● ACTIVITY:
Copy every line from the records below that holds the word "Количество".
MATERIAL TO PROCESS: Begin
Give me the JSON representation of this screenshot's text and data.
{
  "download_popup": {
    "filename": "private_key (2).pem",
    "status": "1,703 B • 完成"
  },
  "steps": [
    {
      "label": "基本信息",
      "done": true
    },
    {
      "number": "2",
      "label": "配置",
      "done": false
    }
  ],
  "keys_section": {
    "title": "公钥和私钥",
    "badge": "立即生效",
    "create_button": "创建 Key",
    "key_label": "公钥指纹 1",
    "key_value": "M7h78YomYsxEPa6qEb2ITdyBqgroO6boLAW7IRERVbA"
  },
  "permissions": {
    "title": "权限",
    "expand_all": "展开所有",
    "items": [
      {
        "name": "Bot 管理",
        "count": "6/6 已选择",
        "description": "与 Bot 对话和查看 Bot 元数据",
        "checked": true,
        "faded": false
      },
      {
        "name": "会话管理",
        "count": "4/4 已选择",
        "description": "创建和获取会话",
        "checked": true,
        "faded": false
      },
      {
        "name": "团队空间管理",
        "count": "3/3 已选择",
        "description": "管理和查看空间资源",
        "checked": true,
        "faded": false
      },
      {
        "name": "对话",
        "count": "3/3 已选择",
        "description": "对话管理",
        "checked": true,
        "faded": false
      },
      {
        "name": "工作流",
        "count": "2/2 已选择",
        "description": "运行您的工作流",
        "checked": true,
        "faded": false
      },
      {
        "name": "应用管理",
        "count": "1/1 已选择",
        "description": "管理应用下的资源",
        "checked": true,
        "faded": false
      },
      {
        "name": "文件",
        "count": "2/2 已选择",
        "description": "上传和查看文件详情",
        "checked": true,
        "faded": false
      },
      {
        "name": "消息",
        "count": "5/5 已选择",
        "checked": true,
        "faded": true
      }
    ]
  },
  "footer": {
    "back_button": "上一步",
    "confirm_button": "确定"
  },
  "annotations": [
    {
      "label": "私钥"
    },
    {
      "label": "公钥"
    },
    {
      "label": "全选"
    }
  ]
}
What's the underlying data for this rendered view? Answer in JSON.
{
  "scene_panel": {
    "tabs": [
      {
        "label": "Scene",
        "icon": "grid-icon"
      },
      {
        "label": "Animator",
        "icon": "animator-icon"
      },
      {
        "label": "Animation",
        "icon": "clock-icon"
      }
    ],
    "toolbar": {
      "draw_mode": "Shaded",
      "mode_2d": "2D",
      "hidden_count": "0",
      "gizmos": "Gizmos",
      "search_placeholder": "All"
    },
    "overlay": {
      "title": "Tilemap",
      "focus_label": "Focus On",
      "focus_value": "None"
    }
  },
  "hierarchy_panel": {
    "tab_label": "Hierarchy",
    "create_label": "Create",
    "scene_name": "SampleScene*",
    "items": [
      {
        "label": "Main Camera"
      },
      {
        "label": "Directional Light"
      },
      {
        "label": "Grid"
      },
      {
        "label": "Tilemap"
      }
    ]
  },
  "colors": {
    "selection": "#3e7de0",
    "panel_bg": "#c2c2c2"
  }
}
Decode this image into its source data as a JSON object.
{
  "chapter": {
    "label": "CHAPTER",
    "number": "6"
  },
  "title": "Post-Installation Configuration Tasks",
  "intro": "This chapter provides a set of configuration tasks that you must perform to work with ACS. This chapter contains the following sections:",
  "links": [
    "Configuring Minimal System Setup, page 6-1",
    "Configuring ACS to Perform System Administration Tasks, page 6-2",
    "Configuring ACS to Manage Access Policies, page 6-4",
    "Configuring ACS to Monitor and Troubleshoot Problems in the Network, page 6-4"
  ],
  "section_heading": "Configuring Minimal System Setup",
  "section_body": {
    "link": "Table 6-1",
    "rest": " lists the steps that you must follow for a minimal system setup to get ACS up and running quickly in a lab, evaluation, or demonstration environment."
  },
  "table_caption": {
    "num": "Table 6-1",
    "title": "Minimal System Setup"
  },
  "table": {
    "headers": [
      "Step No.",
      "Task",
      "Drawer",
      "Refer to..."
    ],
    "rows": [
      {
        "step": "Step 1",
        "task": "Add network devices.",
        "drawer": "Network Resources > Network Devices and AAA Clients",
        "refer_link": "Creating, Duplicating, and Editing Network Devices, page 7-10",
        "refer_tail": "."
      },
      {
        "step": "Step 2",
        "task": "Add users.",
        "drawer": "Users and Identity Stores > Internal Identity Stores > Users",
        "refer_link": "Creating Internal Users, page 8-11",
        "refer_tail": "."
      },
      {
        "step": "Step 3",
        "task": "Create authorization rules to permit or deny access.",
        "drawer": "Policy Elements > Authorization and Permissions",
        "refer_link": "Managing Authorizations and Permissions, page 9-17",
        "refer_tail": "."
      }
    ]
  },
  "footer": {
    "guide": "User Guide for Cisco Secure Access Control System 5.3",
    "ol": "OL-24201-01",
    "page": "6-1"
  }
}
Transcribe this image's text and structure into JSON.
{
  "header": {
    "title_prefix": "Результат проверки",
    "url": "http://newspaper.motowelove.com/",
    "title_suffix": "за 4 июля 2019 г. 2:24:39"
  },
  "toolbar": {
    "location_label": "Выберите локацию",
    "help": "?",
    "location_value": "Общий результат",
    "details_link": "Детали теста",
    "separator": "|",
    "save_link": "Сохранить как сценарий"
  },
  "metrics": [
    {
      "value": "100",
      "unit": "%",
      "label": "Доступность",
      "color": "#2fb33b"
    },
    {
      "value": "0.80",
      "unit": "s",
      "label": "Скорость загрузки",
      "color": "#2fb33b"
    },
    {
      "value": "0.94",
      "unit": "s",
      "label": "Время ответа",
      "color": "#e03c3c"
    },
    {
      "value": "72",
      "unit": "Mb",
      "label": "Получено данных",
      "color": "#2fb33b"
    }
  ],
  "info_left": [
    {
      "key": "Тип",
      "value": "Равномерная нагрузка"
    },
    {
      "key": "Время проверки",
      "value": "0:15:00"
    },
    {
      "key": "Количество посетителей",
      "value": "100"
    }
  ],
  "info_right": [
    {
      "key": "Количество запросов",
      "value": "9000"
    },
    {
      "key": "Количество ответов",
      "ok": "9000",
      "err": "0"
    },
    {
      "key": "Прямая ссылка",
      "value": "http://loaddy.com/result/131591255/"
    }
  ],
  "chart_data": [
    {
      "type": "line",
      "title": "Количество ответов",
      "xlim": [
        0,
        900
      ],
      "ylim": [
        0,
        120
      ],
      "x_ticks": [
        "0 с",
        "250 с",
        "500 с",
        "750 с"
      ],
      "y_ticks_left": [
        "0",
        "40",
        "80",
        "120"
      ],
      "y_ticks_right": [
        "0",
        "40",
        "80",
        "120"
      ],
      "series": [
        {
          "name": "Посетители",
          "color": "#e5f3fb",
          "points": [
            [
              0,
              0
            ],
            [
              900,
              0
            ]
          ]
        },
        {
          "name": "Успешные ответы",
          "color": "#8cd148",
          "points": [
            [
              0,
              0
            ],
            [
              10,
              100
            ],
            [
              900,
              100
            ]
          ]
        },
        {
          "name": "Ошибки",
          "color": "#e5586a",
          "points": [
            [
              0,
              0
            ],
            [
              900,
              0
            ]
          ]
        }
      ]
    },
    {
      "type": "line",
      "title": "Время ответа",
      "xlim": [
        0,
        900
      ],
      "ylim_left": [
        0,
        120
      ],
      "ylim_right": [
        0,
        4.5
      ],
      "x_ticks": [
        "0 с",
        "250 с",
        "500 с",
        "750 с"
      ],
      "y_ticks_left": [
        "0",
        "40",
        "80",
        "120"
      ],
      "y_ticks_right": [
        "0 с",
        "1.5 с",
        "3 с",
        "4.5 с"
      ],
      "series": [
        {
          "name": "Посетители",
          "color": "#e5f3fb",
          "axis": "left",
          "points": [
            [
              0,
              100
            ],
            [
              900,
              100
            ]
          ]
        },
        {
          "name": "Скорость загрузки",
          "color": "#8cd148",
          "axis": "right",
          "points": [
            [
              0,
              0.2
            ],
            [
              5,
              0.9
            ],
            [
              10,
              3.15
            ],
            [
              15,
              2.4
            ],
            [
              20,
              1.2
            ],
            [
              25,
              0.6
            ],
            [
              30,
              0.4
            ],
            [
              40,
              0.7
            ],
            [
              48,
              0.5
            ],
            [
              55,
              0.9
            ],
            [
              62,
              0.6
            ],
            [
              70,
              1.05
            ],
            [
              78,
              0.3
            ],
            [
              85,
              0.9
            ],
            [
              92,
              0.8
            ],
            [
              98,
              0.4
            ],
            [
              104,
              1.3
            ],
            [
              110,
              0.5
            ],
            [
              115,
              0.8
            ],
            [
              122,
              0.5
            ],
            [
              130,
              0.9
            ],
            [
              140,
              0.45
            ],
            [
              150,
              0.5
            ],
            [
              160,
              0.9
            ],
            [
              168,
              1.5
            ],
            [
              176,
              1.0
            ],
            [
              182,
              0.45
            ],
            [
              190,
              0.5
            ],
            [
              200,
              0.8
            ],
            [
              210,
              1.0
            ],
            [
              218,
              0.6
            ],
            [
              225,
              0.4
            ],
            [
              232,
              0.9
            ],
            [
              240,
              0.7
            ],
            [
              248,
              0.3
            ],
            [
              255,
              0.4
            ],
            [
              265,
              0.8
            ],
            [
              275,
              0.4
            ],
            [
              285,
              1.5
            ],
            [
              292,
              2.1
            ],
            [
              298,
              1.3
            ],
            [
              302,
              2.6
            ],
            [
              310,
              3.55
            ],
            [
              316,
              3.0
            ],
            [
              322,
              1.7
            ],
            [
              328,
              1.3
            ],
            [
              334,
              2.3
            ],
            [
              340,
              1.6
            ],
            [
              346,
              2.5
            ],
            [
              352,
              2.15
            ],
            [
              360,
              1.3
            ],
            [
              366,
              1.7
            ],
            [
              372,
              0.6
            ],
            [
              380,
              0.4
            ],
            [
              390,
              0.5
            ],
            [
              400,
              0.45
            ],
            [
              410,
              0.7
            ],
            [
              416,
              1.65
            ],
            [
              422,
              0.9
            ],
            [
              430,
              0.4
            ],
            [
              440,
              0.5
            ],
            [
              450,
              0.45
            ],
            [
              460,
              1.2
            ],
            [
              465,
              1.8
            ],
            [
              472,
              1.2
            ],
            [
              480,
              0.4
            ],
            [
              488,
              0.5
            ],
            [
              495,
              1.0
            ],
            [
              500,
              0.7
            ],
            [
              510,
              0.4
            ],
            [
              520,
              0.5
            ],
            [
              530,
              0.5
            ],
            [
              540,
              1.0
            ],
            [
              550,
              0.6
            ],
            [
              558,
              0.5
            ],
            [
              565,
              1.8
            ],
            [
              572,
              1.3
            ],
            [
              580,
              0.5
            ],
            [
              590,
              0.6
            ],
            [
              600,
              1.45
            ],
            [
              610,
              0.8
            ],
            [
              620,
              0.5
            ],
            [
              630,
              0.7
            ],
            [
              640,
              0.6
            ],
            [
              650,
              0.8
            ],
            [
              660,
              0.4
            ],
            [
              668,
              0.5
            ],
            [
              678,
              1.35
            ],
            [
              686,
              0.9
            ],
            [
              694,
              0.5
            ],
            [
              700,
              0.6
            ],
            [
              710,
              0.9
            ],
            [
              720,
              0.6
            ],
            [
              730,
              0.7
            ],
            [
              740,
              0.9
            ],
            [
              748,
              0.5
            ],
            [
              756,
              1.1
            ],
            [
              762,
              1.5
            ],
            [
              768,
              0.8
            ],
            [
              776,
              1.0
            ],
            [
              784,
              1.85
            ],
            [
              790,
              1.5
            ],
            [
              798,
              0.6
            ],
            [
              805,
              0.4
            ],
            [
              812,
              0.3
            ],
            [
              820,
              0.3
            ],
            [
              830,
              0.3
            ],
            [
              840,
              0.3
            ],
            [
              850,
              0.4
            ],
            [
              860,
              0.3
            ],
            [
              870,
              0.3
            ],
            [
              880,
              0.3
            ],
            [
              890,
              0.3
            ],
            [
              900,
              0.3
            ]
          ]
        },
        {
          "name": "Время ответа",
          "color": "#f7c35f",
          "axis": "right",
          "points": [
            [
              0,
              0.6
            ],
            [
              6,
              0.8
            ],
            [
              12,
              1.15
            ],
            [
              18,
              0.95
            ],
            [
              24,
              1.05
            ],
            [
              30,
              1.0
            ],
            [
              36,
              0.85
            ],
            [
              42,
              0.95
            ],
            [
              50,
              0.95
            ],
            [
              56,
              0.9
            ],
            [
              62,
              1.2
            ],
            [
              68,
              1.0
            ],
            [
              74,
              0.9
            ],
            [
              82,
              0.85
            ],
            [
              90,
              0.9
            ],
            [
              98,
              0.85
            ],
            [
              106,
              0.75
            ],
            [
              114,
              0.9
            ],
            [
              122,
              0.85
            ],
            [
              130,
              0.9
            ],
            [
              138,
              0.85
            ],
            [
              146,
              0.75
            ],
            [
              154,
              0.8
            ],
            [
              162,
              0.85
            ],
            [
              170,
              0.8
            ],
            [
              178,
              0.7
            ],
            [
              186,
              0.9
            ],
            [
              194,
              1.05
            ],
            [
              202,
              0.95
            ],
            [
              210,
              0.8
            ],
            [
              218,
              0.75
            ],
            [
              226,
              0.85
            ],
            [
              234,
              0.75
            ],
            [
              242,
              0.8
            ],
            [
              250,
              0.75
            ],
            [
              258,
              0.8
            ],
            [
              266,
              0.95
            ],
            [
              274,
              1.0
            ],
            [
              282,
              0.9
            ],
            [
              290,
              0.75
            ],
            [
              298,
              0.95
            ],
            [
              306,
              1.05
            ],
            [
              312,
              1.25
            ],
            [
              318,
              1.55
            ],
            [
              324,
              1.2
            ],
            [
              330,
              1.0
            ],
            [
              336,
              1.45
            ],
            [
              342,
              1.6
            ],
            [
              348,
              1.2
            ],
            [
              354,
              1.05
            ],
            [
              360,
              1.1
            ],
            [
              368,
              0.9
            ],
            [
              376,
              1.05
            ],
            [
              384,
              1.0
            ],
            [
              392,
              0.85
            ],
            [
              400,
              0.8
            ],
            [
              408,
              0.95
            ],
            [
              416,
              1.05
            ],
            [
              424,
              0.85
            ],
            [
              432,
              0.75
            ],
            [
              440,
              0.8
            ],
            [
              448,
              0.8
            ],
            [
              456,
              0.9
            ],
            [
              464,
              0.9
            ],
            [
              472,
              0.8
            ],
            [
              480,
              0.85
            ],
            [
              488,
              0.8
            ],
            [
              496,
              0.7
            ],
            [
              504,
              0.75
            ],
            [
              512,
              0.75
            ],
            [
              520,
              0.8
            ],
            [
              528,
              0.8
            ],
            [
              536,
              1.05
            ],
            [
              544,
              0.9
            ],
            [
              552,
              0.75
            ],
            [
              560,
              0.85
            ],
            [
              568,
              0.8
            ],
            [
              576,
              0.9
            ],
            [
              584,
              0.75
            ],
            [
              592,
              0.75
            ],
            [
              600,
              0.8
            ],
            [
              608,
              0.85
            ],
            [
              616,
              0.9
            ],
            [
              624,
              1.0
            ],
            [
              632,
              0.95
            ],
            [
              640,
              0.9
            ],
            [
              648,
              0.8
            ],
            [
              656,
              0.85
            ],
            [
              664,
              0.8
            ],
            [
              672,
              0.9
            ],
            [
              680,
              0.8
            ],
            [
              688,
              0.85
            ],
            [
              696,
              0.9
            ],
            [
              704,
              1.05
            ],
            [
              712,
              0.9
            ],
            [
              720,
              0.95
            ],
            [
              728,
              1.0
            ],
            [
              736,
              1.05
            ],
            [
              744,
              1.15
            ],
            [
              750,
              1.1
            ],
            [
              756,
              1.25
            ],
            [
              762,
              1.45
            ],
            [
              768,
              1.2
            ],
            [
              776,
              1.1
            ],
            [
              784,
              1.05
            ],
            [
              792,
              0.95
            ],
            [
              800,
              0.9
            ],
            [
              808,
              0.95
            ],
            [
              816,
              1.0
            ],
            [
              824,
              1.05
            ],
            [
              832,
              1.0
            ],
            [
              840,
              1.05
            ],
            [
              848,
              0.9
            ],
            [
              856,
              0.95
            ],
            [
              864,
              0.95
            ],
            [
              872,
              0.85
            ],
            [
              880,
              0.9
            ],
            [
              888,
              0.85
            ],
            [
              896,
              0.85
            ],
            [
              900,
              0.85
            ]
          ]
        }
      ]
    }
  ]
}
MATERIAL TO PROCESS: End
● ANSWER BOX:
      "key": "Количество посетителей",
      "key": "Количество запросов",
      "key": "Количество ответов",
      "title": "Количество ответов",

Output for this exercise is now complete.